My terracotta lidded baking dishes are made individually in my 2 press molds that I had made to my own design. Each base made only fits its own lid; the 2 pieces are carefully fitted together and dried slowly over a week or two.
The making process happens over 3 days. Day one, pressing into the mold. Day 2: fitting, trimming, attaching, shaping handles and painting. Day 3- scraffito cutting and tidying up. The designs are painted in coloured clay slips, so that you can easily see which way the lid fits.
The entire hands-on process, from wedging and rolling the slabs of clay to sanding and washing after firing, takes about 3 hours – or more if I’m getting carried away by a new design.
is being launched early September ’17 with Rex Morgan @ Moore Wilson. Twenty potters and most of the pottery clubs in the Wellington region, as well as the sponsors on the poster below are contributing to the donation of 600 + bowls. It’s $25 for each bowl of soup. All of that $25 will go straight from the Moore Wilson tills, directly to the Downtown Community Ministry.
I am half way through firing my 30. It’s a new decorating style for me, using a slip under the glaze. The slip is a volcanic ash clay from Mt Sumner in Canterbury.
The Quartz Gallery is well worth a visit. As well as this exhibition it contains examples of the lifework of potter Rick Rudd, and his substantial collection of NZ potters over 4 decades.
My contribution: Naked Raku ‘Kereru Jars’, Feather series:
8.5cmH 11.5cmW $140 11.5 cmH x 13’5cmW $160
These Kereru Jars are some of my first on my journey of colouring the terra sigillata slips. I want to recreate the colours and sheens of the beautiful birds that I get to photograph outside my studio.
I like the textures the rolled oats and dates give this loaf, and I like using yogurt in cooking. (I make my own and usually have plenty to use up.) The terracotta dishes are chunky and satisfying to handle. It is fine to leave your loaf sitting in them for a while to cool down. If they sweat, there is no reaction in the sides or corners as there can be with a metal loaf tin.

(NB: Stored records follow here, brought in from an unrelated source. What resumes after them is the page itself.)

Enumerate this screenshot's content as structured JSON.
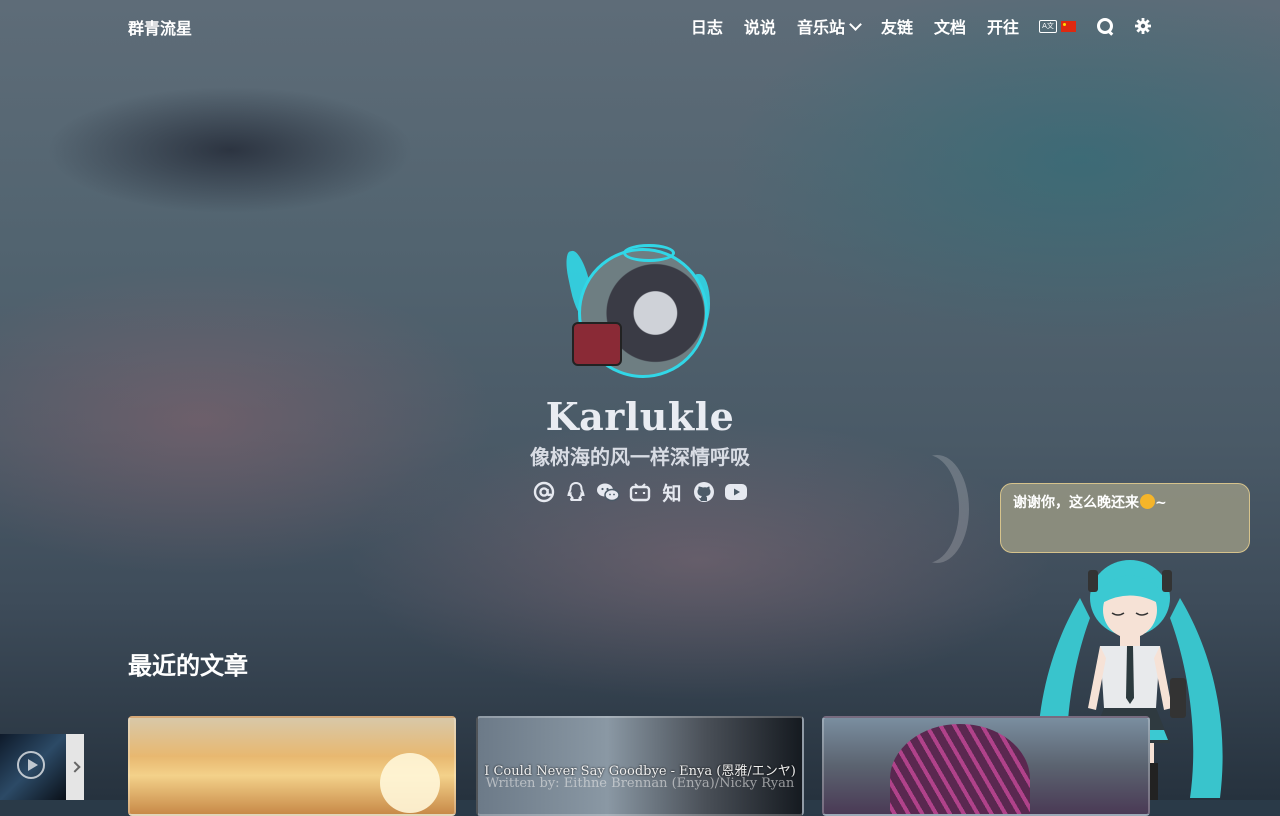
{
  "nav": {
    "brand": "群青流星",
    "items": [
      {
        "label": "日志"
      },
      {
        "label": "说说"
      },
      {
        "label": "音乐站",
        "has_dropdown": true
      },
      {
        "label": "友链"
      },
      {
        "label": "文档"
      },
      {
        "label": "开往"
      }
    ],
    "language_icon": "translate-icon",
    "language_flag": "cn-flag",
    "search_icon": "search-icon",
    "theme_icon": "gear-icon"
  },
  "hero": {
    "name": "Karlukle",
    "motto": "像树海的风一样深情呼吸",
    "socials": [
      {
        "icon": "email-at-icon"
      },
      {
        "icon": "qq-icon"
      },
      {
        "icon": "wechat-icon"
      },
      {
        "icon": "bilibili-icon"
      },
      {
        "icon": "zhihu-icon",
        "glyph": "知"
      },
      {
        "icon": "github-icon"
      },
      {
        "icon": "youtube-icon"
      }
    ]
  },
  "mascot": {
    "speech": "谢谢你，这么晚还来",
    "speech_suffix": "~"
  },
  "recent": {
    "title": "最近的文章",
    "cards": [
      {
        "caption": ""
      },
      {
        "caption": "I Could Never Say Goodbye - Enya (恩雅/エンヤ)",
        "caption2": "Written by:  Eithne Brennan (Enya)/Nicky Ryan"
      },
      {
        "caption": ""
      }
    ]
  },
  "player": {
    "icon": "play-icon"
  },
  "colors": {
    "accent_cyan": "#31d7e7",
    "bubble_border": "#d6c38c"
  }
}
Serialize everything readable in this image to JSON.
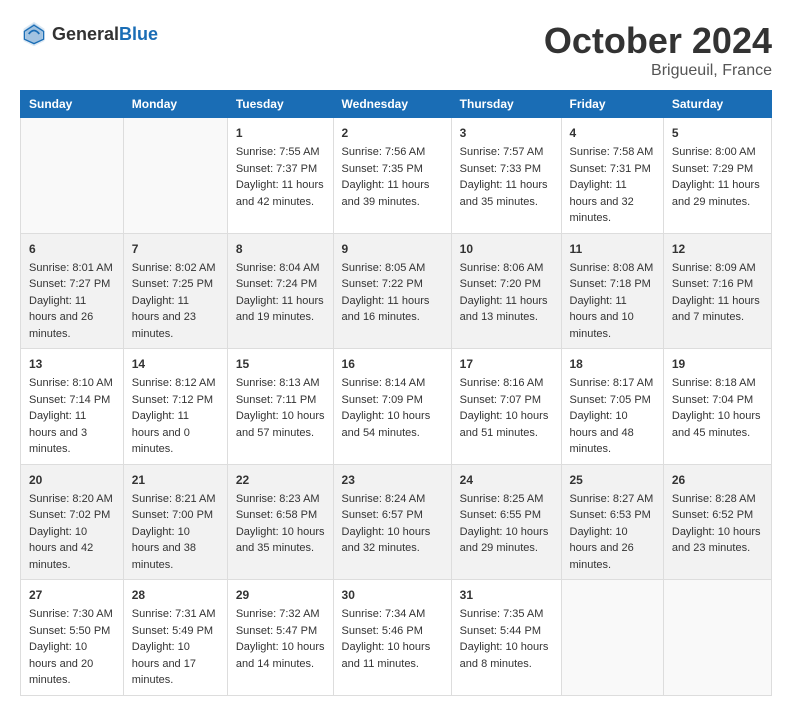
{
  "header": {
    "logo_general": "General",
    "logo_blue": "Blue",
    "month_title": "October 2024",
    "location": "Brigueuil, France"
  },
  "weekdays": [
    "Sunday",
    "Monday",
    "Tuesday",
    "Wednesday",
    "Thursday",
    "Friday",
    "Saturday"
  ],
  "rows": [
    [
      {
        "day": "",
        "content": ""
      },
      {
        "day": "",
        "content": ""
      },
      {
        "day": "1",
        "content": "Sunrise: 7:55 AM\nSunset: 7:37 PM\nDaylight: 11 hours and 42 minutes."
      },
      {
        "day": "2",
        "content": "Sunrise: 7:56 AM\nSunset: 7:35 PM\nDaylight: 11 hours and 39 minutes."
      },
      {
        "day": "3",
        "content": "Sunrise: 7:57 AM\nSunset: 7:33 PM\nDaylight: 11 hours and 35 minutes."
      },
      {
        "day": "4",
        "content": "Sunrise: 7:58 AM\nSunset: 7:31 PM\nDaylight: 11 hours and 32 minutes."
      },
      {
        "day": "5",
        "content": "Sunrise: 8:00 AM\nSunset: 7:29 PM\nDaylight: 11 hours and 29 minutes."
      }
    ],
    [
      {
        "day": "6",
        "content": "Sunrise: 8:01 AM\nSunset: 7:27 PM\nDaylight: 11 hours and 26 minutes."
      },
      {
        "day": "7",
        "content": "Sunrise: 8:02 AM\nSunset: 7:25 PM\nDaylight: 11 hours and 23 minutes."
      },
      {
        "day": "8",
        "content": "Sunrise: 8:04 AM\nSunset: 7:24 PM\nDaylight: 11 hours and 19 minutes."
      },
      {
        "day": "9",
        "content": "Sunrise: 8:05 AM\nSunset: 7:22 PM\nDaylight: 11 hours and 16 minutes."
      },
      {
        "day": "10",
        "content": "Sunrise: 8:06 AM\nSunset: 7:20 PM\nDaylight: 11 hours and 13 minutes."
      },
      {
        "day": "11",
        "content": "Sunrise: 8:08 AM\nSunset: 7:18 PM\nDaylight: 11 hours and 10 minutes."
      },
      {
        "day": "12",
        "content": "Sunrise: 8:09 AM\nSunset: 7:16 PM\nDaylight: 11 hours and 7 minutes."
      }
    ],
    [
      {
        "day": "13",
        "content": "Sunrise: 8:10 AM\nSunset: 7:14 PM\nDaylight: 11 hours and 3 minutes."
      },
      {
        "day": "14",
        "content": "Sunrise: 8:12 AM\nSunset: 7:12 PM\nDaylight: 11 hours and 0 minutes."
      },
      {
        "day": "15",
        "content": "Sunrise: 8:13 AM\nSunset: 7:11 PM\nDaylight: 10 hours and 57 minutes."
      },
      {
        "day": "16",
        "content": "Sunrise: 8:14 AM\nSunset: 7:09 PM\nDaylight: 10 hours and 54 minutes."
      },
      {
        "day": "17",
        "content": "Sunrise: 8:16 AM\nSunset: 7:07 PM\nDaylight: 10 hours and 51 minutes."
      },
      {
        "day": "18",
        "content": "Sunrise: 8:17 AM\nSunset: 7:05 PM\nDaylight: 10 hours and 48 minutes."
      },
      {
        "day": "19",
        "content": "Sunrise: 8:18 AM\nSunset: 7:04 PM\nDaylight: 10 hours and 45 minutes."
      }
    ],
    [
      {
        "day": "20",
        "content": "Sunrise: 8:20 AM\nSunset: 7:02 PM\nDaylight: 10 hours and 42 minutes."
      },
      {
        "day": "21",
        "content": "Sunrise: 8:21 AM\nSunset: 7:00 PM\nDaylight: 10 hours and 38 minutes."
      },
      {
        "day": "22",
        "content": "Sunrise: 8:23 AM\nSunset: 6:58 PM\nDaylight: 10 hours and 35 minutes."
      },
      {
        "day": "23",
        "content": "Sunrise: 8:24 AM\nSunset: 6:57 PM\nDaylight: 10 hours and 32 minutes."
      },
      {
        "day": "24",
        "content": "Sunrise: 8:25 AM\nSunset: 6:55 PM\nDaylight: 10 hours and 29 minutes."
      },
      {
        "day": "25",
        "content": "Sunrise: 8:27 AM\nSunset: 6:53 PM\nDaylight: 10 hours and 26 minutes."
      },
      {
        "day": "26",
        "content": "Sunrise: 8:28 AM\nSunset: 6:52 PM\nDaylight: 10 hours and 23 minutes."
      }
    ],
    [
      {
        "day": "27",
        "content": "Sunrise: 7:30 AM\nSunset: 5:50 PM\nDaylight: 10 hours and 20 minutes."
      },
      {
        "day": "28",
        "content": "Sunrise: 7:31 AM\nSunset: 5:49 PM\nDaylight: 10 hours and 17 minutes."
      },
      {
        "day": "29",
        "content": "Sunrise: 7:32 AM\nSunset: 5:47 PM\nDaylight: 10 hours and 14 minutes."
      },
      {
        "day": "30",
        "content": "Sunrise: 7:34 AM\nSunset: 5:46 PM\nDaylight: 10 hours and 11 minutes."
      },
      {
        "day": "31",
        "content": "Sunrise: 7:35 AM\nSunset: 5:44 PM\nDaylight: 10 hours and 8 minutes."
      },
      {
        "day": "",
        "content": ""
      },
      {
        "day": "",
        "content": ""
      }
    ]
  ]
}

Pictured here is a single quantity of the recipe, that is 1 c banana and 1/2 cup of yogurt etc. It fits the small baking dish to the top. My well used larger bread dish (pictured) would hold double this recipe.
I’ve called this dish a casserole even though I made it with a 1 kg piece of beef topside ( as a pocket roast). It would work very well with pieces of stewing or chuck steak. You don’t need much liquid in the clay baking dish, so you can be flexible about how much stock or wine you include – depending on the source of your tomato flavouring and how much juice it includes. Mushrooms hold quite a lot of liquid too. Alternatively you could leave the stock/wine option out and soak the dish in water prior to adding the ingredients; that will provide plenty of moisture for a tender bake.
This pictured dish is a smaller (Mach 1) version of the baking dishes that I now have available.
This recipe is from http://www.bite.co.nz_recipes. It’s simple and quick to prepare and was very nice with some olive breadsticks, baby potatoes, steamed bok choy and broccolli. I didn’t have any 5 spice and I used about 1/4 cup of gingerbeer instead of the brown sugar, which worked fine.
These jars are made with a ‘water seal’ gallery to create a ‘moat’ that the lid sits down into to keep the contents of the jar airtight.They are carefully glazed to make sure there are no pinholes inside barrel of the jar..The outside is unglazed clay slip decoration. Pictured is 2L and 1.5L. 3L and 4L sizes are available.
The oval bread bakers come in 2 sizes, a standard loaf and a cute small one. Oil them a little to season them and away you go with your favourite bread recipe.